*Says over 50 attacks witnessed in a few months
12 February 2015, Sweetcrude, Abuja – The Nigerian National Petroleum Corporation on Wednesday described its expenditure on the fixing of vandalised pipelines as burdensome and unnecessary.
Meanwhile, the Corporation has disclosed that it has ended it’s controversial contract with “community services” in the provision of security for oil and gas pipelines, a situation that may have led to a rise in pipeline vandalism across the country.
The Group Managing Director of the NNPC, Dr. Joseph Dawha, noted this in Abuja while fielding questions from the media on the the recommendations of the forensic audit report undertaken by PriceWaterhouseCoopers.

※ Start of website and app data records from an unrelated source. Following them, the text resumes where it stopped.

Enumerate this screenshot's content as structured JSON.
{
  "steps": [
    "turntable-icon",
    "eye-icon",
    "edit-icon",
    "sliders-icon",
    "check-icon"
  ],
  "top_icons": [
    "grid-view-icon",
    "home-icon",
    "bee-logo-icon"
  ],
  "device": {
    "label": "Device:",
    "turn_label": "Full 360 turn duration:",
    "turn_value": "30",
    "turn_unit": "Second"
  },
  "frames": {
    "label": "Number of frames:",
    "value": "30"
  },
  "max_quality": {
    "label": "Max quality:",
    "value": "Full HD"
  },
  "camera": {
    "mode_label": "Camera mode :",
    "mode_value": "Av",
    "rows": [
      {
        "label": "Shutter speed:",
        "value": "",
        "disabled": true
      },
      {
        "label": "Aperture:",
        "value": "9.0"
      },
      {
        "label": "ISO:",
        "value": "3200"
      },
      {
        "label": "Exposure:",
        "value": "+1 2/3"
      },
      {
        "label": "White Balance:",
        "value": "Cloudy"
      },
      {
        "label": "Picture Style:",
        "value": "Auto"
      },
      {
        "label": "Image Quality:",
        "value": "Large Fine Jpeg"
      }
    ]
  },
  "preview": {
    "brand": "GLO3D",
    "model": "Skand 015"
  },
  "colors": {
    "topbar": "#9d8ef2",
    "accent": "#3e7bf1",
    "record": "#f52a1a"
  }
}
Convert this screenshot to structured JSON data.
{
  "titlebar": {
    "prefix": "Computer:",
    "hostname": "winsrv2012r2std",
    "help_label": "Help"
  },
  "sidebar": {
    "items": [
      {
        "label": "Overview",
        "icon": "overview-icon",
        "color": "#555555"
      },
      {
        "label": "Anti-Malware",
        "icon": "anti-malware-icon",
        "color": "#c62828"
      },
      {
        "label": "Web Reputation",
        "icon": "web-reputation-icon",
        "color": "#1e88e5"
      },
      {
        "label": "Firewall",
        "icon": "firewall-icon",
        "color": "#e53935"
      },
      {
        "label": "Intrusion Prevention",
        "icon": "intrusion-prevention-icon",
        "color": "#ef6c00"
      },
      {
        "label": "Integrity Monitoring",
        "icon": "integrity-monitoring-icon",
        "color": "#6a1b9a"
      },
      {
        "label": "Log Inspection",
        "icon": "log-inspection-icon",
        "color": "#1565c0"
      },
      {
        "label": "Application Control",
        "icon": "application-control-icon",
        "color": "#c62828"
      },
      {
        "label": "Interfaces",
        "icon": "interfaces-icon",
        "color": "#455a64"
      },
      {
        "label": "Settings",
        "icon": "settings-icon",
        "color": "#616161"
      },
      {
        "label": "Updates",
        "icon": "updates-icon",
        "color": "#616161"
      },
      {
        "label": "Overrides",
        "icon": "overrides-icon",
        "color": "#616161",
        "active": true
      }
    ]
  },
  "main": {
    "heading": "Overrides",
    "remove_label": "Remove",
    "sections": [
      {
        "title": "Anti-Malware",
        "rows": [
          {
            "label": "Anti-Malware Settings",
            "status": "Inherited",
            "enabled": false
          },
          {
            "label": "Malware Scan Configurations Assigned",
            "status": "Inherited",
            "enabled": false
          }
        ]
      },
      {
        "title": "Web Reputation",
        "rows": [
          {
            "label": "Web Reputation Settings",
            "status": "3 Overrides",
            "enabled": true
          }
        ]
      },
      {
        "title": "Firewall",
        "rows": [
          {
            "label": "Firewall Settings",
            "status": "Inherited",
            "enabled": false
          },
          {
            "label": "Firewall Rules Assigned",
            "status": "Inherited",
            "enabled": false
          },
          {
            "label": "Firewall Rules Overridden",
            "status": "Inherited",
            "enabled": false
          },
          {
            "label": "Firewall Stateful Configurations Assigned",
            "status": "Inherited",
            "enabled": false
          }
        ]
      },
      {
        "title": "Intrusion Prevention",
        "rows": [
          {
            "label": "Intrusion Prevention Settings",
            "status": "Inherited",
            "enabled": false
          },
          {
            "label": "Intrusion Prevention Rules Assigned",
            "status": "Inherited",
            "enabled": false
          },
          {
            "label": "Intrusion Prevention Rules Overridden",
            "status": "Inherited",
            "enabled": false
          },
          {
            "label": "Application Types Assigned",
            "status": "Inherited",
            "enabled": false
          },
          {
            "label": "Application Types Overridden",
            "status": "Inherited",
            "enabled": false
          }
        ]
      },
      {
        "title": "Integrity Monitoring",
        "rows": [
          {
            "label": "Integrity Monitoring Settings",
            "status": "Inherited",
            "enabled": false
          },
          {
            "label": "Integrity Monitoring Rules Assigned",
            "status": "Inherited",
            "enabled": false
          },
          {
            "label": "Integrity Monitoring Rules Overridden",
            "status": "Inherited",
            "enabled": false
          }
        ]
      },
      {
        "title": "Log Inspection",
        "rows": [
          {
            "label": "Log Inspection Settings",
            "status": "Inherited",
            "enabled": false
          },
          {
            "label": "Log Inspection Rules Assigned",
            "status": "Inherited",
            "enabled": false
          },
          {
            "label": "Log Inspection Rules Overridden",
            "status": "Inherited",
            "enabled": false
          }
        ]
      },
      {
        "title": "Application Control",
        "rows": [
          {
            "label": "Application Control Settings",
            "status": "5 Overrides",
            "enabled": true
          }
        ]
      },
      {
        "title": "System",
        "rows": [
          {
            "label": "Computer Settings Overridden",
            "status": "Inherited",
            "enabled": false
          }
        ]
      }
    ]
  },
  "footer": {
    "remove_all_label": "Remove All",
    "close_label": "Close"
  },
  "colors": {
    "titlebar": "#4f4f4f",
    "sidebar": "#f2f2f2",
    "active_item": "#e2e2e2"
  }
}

Dawha, who was clarifying the highlights of the Forensic Audit Report, which directed the corporation to reduce its unnecessary
expenditure, said the huge debt incurred on stolen crude and fixing of the damaged pipelines occasioned by acts of sabotage was uncalled for.
He said NNPC was operating under a very difficult environment and there was no special budget for the fixing of vandalised pipelines, which had to be done whenever the occasion arose.
He said, “I quite agree with you that some expenditure is unnecessary, especially when they are sabotage.
“We operate under very difficult environments. Expenditure of fixing pipelines and accounting for crude that were deliberately stolen are not expenditure the nation can afford.
“We will rather have a system whereby crude is put in the pipeline and arrives at its destination and they are refined.
“This is a normal operation but we are really in abnormal operation.”
Dawha said vandalism had been a major challenge the corporation had been facing in the last few months.
Also speaking at the event, the Group Executive Director in charge of Gas and Power, Dr. David Ige, said vandalism was one of the biggest threats to NNPC operations and aspiration of the Federal Government.
Ige noted that, “Over the last six months, we have been confronted with over 50 cases of pipeline attacks across the crude oil pipeline and gas pipelines.
“The latest, which just happened about 24 hours ago, is on the Lagos-Escravous pipeline. Each of these attacks caused us significant amount of money to repair.”
According to Ige, “The pipelines are located in a very difficult terrain to access. If there is an attack on the pipeline, the logistic of getting it repaired is expensive.
“We continue to bear the cost of this, which we consider to be unnecessary.
“We are struggling with this problem. Since January alone, we have seen more attacks more than often.”
Ige further explained that the last time the NNPC engaged “community services”, which involved using local people to protect the pipelines, was in 2012.
“True, we have technological solutions, but response is where the difficulty lies. Often, when we discover attacks on pipelines in very remote locations, it is hard to mobilise resources to such locations in real time due to the remote nature of the location.
“That is why we need to have partners on the ground, within the communities, who provide the physical presence. But the last I know of such an an arrangement was in 2012, ” he added.